Nobbs. You must note, The gentleman was a younger brother (the scandal of a worthy family, who have long been ashamed of him) and so far from being able to contribute to the royal cause, that, during his youth, Phil. Porter's plough was his best mainte. nance;

and it is observed, that he lived more splendidly under the Usurper, than ever before, or since. Whence some have thought, that the same wind, which hurried old Noll to old Nick, might also puff away this gallant's coach and horses; for, though he kept such an equipage before, they were never afterwards visible,

Ralph. This is nothing to his personal gallantry; perhaps he rescued the standard at Edge-hill: stormed towns, as mountebanks draw teeth, with a touch; or routed whole armies of the rebels, like Almanzor.

Nobbs. No, no; valour is none of his talent; he has more wit, than to hazard his precious person with any gun, but Joan's; wisely considering, that, if a man happen to be spitted through the lungs, or have his brains dulled with a lump of lead, it would go near to spoil his writing of Observators for ever; and then, what would become of the government? He marches, indeed, equipped with a sword, but it is only for ornament, for he has not so much courage as a guinney-pig; a boy of fourteen may at any time disarm him with a bean-stalk. Did you never hear how captain C. of Richmond Ob. servatored him? Or how the life-guard-man wrought a miracle, and, for a moment, made him honest?

Ralph. Of the first I have had some inkling. He had libelled some of the captain's relations, who thereupon gave him the disci. pline of the battoon, and made him dance without his fiddle, which he received as became a philosopher; and it is the best argument he has to prove him a christian, because Preces et Lachrymæ were all his defence.—But, for the adventure of the life-guard-man, I am in the dark. Nobbs. The business was thus:

--About the year 1677, one Cole, having a sheet against popery, called, A Rod for Rome (or some such-like title) bearing hard upon the Jesuits, sent it up for a pass-port. Mr. Observer refused it, as he generally did things of that nature, yet could give no reason ; for he was not so ungenteel, as to boast the kindnesses he did the Romans. Thus it lay by till after the discovery of the plot, when the old man sent it again by Mrs. Purslow, a printer, who, having made forty jaunts in vain, at last sent hermaid for his positive answer; but, she not being so much in his favour, as the lass once in Duck-lane, to whom he never denied any thing, he returned it, swearing most bloodily, that he would not allow it. As the wench came forth, whom should she meet with, but a gentleman of the guard, her acquaintance; who, understanding what she had been about, read the copy, goes back with her, and, as soon as he came into the room, displaying the paper by one corner, as an ensign of war, begins:--D-me, do you deny such an honest thing against the Papists ?' ha! The Obser. vator was just ready to Atkinise his breeches; and with a thousand French cringes and grimaces, cries :

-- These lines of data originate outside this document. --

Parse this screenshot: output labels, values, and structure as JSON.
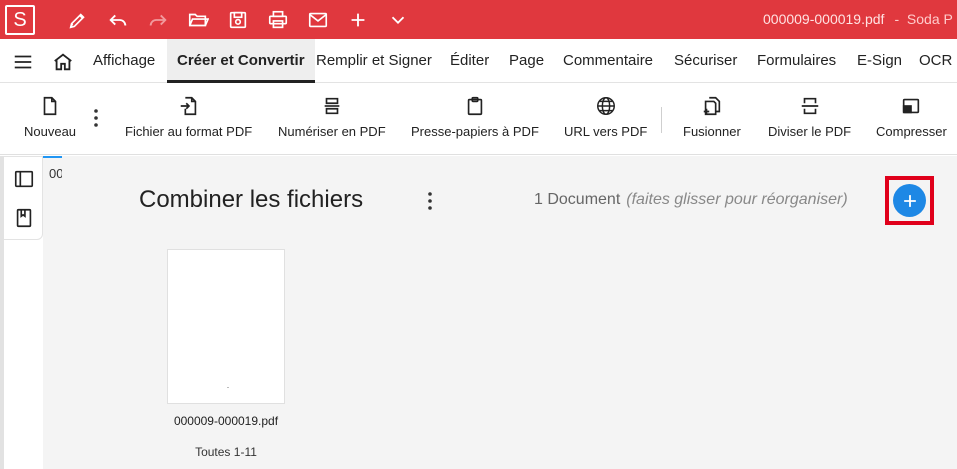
{
  "titlebar": {
    "logo_letter": "S",
    "filename": "000009-000019.pdf",
    "app_name_partial": "Soda P",
    "accent_color": "#e0383e"
  },
  "menubar": {
    "tabs": [
      {
        "label": "Affichage"
      },
      {
        "label": "Créer et Convertir"
      },
      {
        "label": "Remplir et Signer"
      },
      {
        "label": "Éditer"
      },
      {
        "label": "Page"
      },
      {
        "label": "Commentaire"
      },
      {
        "label": "Sécuriser"
      },
      {
        "label": "Formulaires"
      },
      {
        "label": "E-Sign"
      },
      {
        "label": "OCR"
      }
    ],
    "active_tab": "Créer et Convertir"
  },
  "ribbon": {
    "items": [
      {
        "label": "Nouveau",
        "icon": "file-icon"
      },
      {
        "label": "Fichier au format PDF",
        "icon": "file-convert-icon"
      },
      {
        "label": "Numériser en PDF",
        "icon": "scanner-icon"
      },
      {
        "label": "Presse-papiers à PDF",
        "icon": "clipboard-icon"
      },
      {
        "label": "URL vers PDF",
        "icon": "globe-icon"
      },
      {
        "label": "Fusionner",
        "icon": "merge-icon"
      },
      {
        "label": "Diviser le PDF",
        "icon": "split-icon"
      },
      {
        "label": "Compresser",
        "icon": "compress-icon"
      }
    ]
  },
  "tab_peek": {
    "text": "00"
  },
  "main": {
    "title": "Combiner les fichiers",
    "doc_count": "1 Document",
    "hint": "(faites glisser pour réorganiser)",
    "add_color": "#1e88e5",
    "highlight_color": "#e0001b",
    "files": [
      {
        "name": "000009-000019.pdf",
        "pages": "Toutes 1-11"
      }
    ]
  }
}
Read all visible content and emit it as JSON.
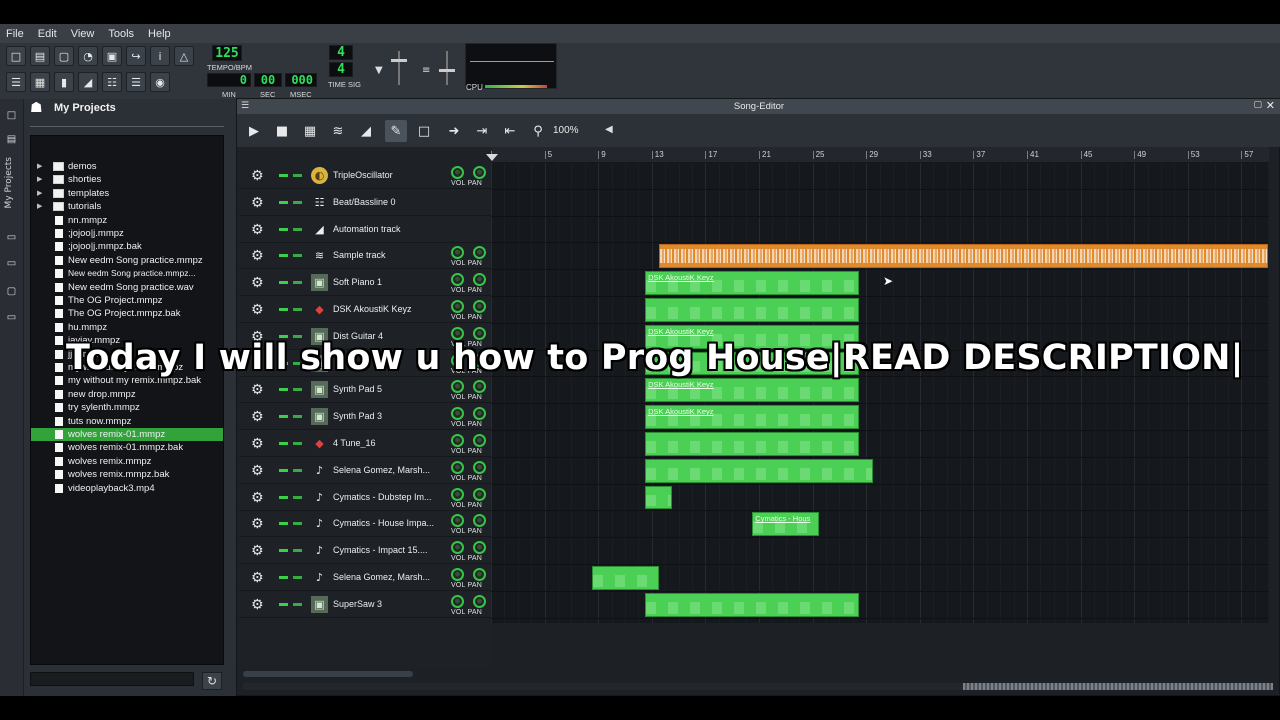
{
  "menu": [
    "File",
    "Edit",
    "View",
    "Tools",
    "Help"
  ],
  "transport": {
    "tempo": "125",
    "tempo_label": "TEMPO/BPM",
    "time": {
      "min": "0",
      "sec": "00",
      "msec": "000"
    },
    "time_labels": {
      "min": "MIN",
      "sec": "SEC",
      "msec": "MSEC"
    },
    "timesig_num": "4",
    "timesig_den": "4",
    "timesig_label": "TIME SIG",
    "cpu_label": "CPU"
  },
  "sidebar": {
    "title": "My Projects",
    "items": [
      {
        "label": "demos",
        "type": "folder"
      },
      {
        "label": "shorties",
        "type": "folder"
      },
      {
        "label": "templates",
        "type": "folder"
      },
      {
        "label": "tutorials",
        "type": "folder"
      },
      {
        "label": "nn.mmpz",
        "type": "file"
      },
      {
        "label": ";jojoo|j.mmpz",
        "type": "file"
      },
      {
        "label": ";jojoo|j.mmpz.bak",
        "type": "file"
      },
      {
        "label": "New eedm Song practice.mmpz",
        "type": "file"
      },
      {
        "label": "New eedm Song practice.mmpz...",
        "type": "file"
      },
      {
        "label": "New eedm Song practice.wav",
        "type": "file"
      },
      {
        "label": "The OG Project.mmpz",
        "type": "file"
      },
      {
        "label": "The OG Project.mmpz.bak",
        "type": "file"
      },
      {
        "label": "hu.mmpz",
        "type": "file"
      },
      {
        "label": "jayjay.mmpz",
        "type": "file"
      },
      {
        "label": "jj.mmpz",
        "type": "file"
      },
      {
        "label": "my without my remix.mmpz",
        "type": "file"
      },
      {
        "label": "my without my remix.mmpz.bak",
        "type": "file"
      },
      {
        "label": "new drop.mmpz",
        "type": "file"
      },
      {
        "label": "try sylenth.mmpz",
        "type": "file"
      },
      {
        "label": "tuts now.mmpz",
        "type": "file"
      },
      {
        "label": "wolves remix-01.mmpz",
        "type": "file",
        "selected": true
      },
      {
        "label": "wolves remix-01.mmpz.bak",
        "type": "file"
      },
      {
        "label": "wolves remix.mmpz",
        "type": "file"
      },
      {
        "label": "wolves remix.mmpz.bak",
        "type": "file"
      },
      {
        "label": "videoplayback3.mp4",
        "type": "file"
      }
    ]
  },
  "song_editor": {
    "title": "Song-Editor",
    "zoom": "100%",
    "bars": [
      "1",
      "5",
      "9",
      "13",
      "17",
      "21",
      "25",
      "29",
      "33",
      "37",
      "41",
      "45",
      "49",
      "53",
      "57"
    ],
    "vol_pan_label": "VOL PAN",
    "tracks": [
      {
        "name": "TripleOscillator",
        "icon": "triple-osc-icon",
        "knobs": true
      },
      {
        "name": "Beat/Bassline 0",
        "icon": "beat-bassline-icon",
        "knobs": false
      },
      {
        "name": "Automation track",
        "icon": "automation-icon",
        "knobs": false
      },
      {
        "name": "Sample track",
        "icon": "sample-icon",
        "knobs": true
      },
      {
        "name": "Soft Piano 1",
        "icon": "instrument-icon",
        "knobs": true
      },
      {
        "name": "DSK AkoustiK Keyz",
        "icon": "dsk-icon",
        "knobs": true
      },
      {
        "name": "Dist Guitar 4",
        "icon": "instrument-icon",
        "knobs": true
      },
      {
        "name": "",
        "icon": "instrument-icon",
        "knobs": true
      },
      {
        "name": "Synth Pad 5",
        "icon": "instrument-icon",
        "knobs": true
      },
      {
        "name": "Synth Pad 3",
        "icon": "instrument-icon",
        "knobs": true
      },
      {
        "name": "4 Tune_16",
        "icon": "dsk-icon",
        "knobs": true
      },
      {
        "name": "Selena Gomez, Marsh...",
        "icon": "note-icon",
        "knobs": true
      },
      {
        "name": "Cymatics - Dubstep Im...",
        "icon": "note-icon",
        "knobs": true
      },
      {
        "name": "Cymatics - House Impa...",
        "icon": "note-icon",
        "knobs": true
      },
      {
        "name": "Cymatics - Impact 15....",
        "icon": "note-icon",
        "knobs": true
      },
      {
        "name": "Selena Gomez, Marsh...",
        "icon": "note-icon",
        "knobs": true
      },
      {
        "name": "SuperSaw 3",
        "icon": "instrument-icon",
        "knobs": true
      }
    ],
    "clips": [
      {
        "track": 3,
        "start": 13.5,
        "end": 59,
        "kind": "sample",
        "label": ""
      },
      {
        "track": 4,
        "start": 12.5,
        "end": 28.5,
        "label": "DSK AkoustiK Keyz"
      },
      {
        "track": 5,
        "start": 12.5,
        "end": 28.5,
        "label": ""
      },
      {
        "track": 6,
        "start": 12.5,
        "end": 28.5,
        "label": "DSK AkoustiK Keyz"
      },
      {
        "track": 7,
        "start": 12.5,
        "end": 28.5,
        "label": ""
      },
      {
        "track": 8,
        "start": 12.5,
        "end": 28.5,
        "label": "DSK AkoustiK Keyz"
      },
      {
        "track": 9,
        "start": 12.5,
        "end": 28.5,
        "label": "DSK AkoustiK Keyz"
      },
      {
        "track": 10,
        "start": 12.5,
        "end": 28.5,
        "label": ""
      },
      {
        "track": 11,
        "start": 12.5,
        "end": 29.5,
        "label": ""
      },
      {
        "track": 12,
        "start": 12.5,
        "end": 14.5,
        "label": ""
      },
      {
        "track": 13,
        "start": 20.5,
        "end": 25.5,
        "label": "Cymatics - Hous"
      },
      {
        "track": 15,
        "start": 8.5,
        "end": 13.5,
        "label": ""
      },
      {
        "track": 16,
        "start": 12.5,
        "end": 28.5,
        "label": ""
      }
    ]
  },
  "caption": "Today I will show u how to Prog House|READ DESCRIPTION|"
}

-Good sir ! noble sir ! as I am a gentleman, I never refused it; only the maid importuned me, when I was busy ;'-and presently bescrawled the paper with his licentious fist. The wench was fumbling for the half-crown, but her friend plucked her away abruptly; and our Observator was glad he was so well rid of him, though with the loss of his fee.

Ralph. But still, where are the instances of his atchievements for Charles the Martyr? He boasts, in many of his pamphlets, how near he was to the honour of the gallows: What was he to be hanged, like Mum-chance, for doing nothing?

Nobbs. No, but for doing nothing to the purpose. Did you never see a little hocus, by sleight of hand, popping a piece several times, first out of one pocket, and then out of another, persuade folks he was damnable full of money, when one poor sice was all his stock; just so the Iliads of our Observator's loyalty, when exa. mined, dwindle into one single, sorry, ill-managed intrigue at Lynn which was nakedly thus;


« ElőzőTovább »